Dear Ann Landers: To the woman who wrote concerning her husband's recent retirement, I offer my deepest sympathy. My husband has been retired for a year, and it stinks.
The amount he receives from his pension and Social Security is a few hundred dollars a month less than his paychecks were. In order to make up the difference, he decided to hire himself out as a handyman. He makes $20 an hour, and has more work than he can handle. It sounds great, but it has created real problems. He considers whatever money he makes to be his alone. The man refuses to part with a dime - unless it's for himself. Every once in a while, he'll have dinner in a restaurant and go to a movie. If he asks me to go along, I have to pay my own way. We have no other social life.
I have an appointment with a therapist next week.
Am I better off without him? I'm not sure. I'd love to be the way we were years ago, but I don't see that happening. Any ideas?
- Sleeping With the Enemy in Baltimore
Dear Baltimore: Your husband may be physically healthy, but his behavior suggests that he has some strudel in his noodle. And what's with you, that you would agree to pay your own way when you go with him to dinner and the movies? Did he do this before he retired?
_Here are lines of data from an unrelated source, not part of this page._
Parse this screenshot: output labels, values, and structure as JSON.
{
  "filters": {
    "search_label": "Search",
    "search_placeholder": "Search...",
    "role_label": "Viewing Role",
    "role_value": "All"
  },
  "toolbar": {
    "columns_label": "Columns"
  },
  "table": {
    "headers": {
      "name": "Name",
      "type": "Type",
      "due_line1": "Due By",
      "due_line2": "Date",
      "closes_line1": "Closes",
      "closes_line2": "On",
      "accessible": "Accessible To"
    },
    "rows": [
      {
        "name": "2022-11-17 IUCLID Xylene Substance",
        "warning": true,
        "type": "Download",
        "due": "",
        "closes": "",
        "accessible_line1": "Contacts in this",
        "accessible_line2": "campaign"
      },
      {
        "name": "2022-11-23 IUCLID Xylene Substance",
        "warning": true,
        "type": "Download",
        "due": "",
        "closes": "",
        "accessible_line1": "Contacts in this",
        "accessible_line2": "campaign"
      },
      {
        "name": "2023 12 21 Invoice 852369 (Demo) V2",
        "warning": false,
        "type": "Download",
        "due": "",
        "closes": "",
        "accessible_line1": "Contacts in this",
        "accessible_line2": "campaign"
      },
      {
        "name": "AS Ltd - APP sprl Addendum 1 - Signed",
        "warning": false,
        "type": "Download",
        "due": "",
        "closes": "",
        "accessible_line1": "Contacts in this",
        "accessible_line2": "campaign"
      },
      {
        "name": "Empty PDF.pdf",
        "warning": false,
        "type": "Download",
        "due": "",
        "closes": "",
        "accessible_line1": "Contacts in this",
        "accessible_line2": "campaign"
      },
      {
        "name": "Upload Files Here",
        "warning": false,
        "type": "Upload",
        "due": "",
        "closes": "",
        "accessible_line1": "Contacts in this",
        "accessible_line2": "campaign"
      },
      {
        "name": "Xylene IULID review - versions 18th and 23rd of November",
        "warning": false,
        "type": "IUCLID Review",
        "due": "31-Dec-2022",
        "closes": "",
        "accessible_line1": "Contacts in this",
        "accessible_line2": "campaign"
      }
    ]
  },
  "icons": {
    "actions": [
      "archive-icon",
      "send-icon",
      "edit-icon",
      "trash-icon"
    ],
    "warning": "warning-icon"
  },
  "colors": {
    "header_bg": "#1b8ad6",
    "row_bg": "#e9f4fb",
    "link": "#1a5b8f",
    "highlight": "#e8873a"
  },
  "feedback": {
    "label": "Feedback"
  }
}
You say you have an appointment with a therapist. Good! You need to stay in therapy and find out why you have such low self-esteem that you would allow your husband to treat you so shabbily. Since he has been retired only one year, time is on your side. You have too big an investment in the relationship to throw in the towel. Keep reading, and take a lesson from another wife in Florida:
Dear Ann Landers: When my husband retired, I said, "I've been getting up at 5:30 a.m. and cooking breakfast for you for 40 years. Now that you're retired, I'm not doing it anymore." I told him if he needed help, I would teach him. He accepted that, and now, he seems to enjoy it. Now when I vacuum, I do the living room and tell him, "You can do the bedroom." When I change the sheets, he's right there. When I threw my back out loading the dishwasher, he said, "No more of that - from now on, I'll do the dishes." He never knew what the inside of a grocery store looked like. Now he does all the shopping.
I let him know his help means a lot to me. When he doesn't feel well, I take over his duties. I haul the trash and cut the grass. He never fails to say, "Thank you." When I was in the hospital, he did all the laundry. When I got home, he kept us well-fed.
People who care about each other take care of one another - and it's not a duty, it's a pleasure.
-J.M., Boca Raton, Fla.
Dear J. M.: Your letter is a blueprint for a successful marriage. The key phrase is, "Take care of one another." Solid relationships are built one day at a time. I love the way my readers learn from one another.